Thomas Tilly-Tô: hydrophonic recordings
In the day-after-day program of retrievals from the spirals of forgetfulness (namely from the dark depths of my archive’s huge piles of boxes containing accumulated promos) I was fortunate to excavate this terrific object. Recorded in 2009 in the West of France, the sounds contained herein were entirely originated by aquatic insects and plants residing in a castle’s moat that were left unprocessed except for a minimum of equalization. While we’re all aware – more or less – of the complexities of an underwater microcosmos, there are no recyclable words to explicit the sense of belonging that this assemblage of minuscule pops, steady rhythms, piercing high-frequency buzzes, curious parabolic raspberries and minimal conversations transmits. Tilly-Tô reports that he noticed the sunlight’s influence on some of the acoustic responses, which let this writer’s child within in awe. One sees the logic of an existence deprived of inutility; just the core of life as it should appear. Additional layers of bucolic components – the flowing of the water, the pigeons cooing in the background, the barking dogs – make us feel even warmer inside.

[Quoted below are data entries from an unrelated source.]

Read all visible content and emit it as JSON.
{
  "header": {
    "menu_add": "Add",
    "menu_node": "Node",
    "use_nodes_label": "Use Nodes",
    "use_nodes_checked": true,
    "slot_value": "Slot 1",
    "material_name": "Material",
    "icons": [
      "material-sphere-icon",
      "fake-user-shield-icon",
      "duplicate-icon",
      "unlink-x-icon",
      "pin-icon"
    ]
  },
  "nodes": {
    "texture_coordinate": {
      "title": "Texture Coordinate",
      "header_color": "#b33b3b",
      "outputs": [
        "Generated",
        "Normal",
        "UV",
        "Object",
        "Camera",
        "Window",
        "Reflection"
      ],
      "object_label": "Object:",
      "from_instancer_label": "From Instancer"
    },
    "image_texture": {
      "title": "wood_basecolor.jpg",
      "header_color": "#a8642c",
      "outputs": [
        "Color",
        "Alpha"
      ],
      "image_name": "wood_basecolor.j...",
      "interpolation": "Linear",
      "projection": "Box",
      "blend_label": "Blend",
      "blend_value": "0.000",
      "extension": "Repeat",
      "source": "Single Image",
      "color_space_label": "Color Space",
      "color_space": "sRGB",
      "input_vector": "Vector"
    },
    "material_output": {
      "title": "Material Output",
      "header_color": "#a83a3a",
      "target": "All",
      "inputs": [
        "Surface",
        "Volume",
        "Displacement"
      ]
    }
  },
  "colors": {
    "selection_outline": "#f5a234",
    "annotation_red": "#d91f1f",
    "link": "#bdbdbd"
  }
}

At satisfactory volume and in the right frame of mind, an enthralling education that I heartily recommend: genuine sonic and artistic values combined with the resonance of a marvelous organic vibe, and yet often sounding like modified electronic circuits activated by a group of dolphins instructed by Francisco Meirino.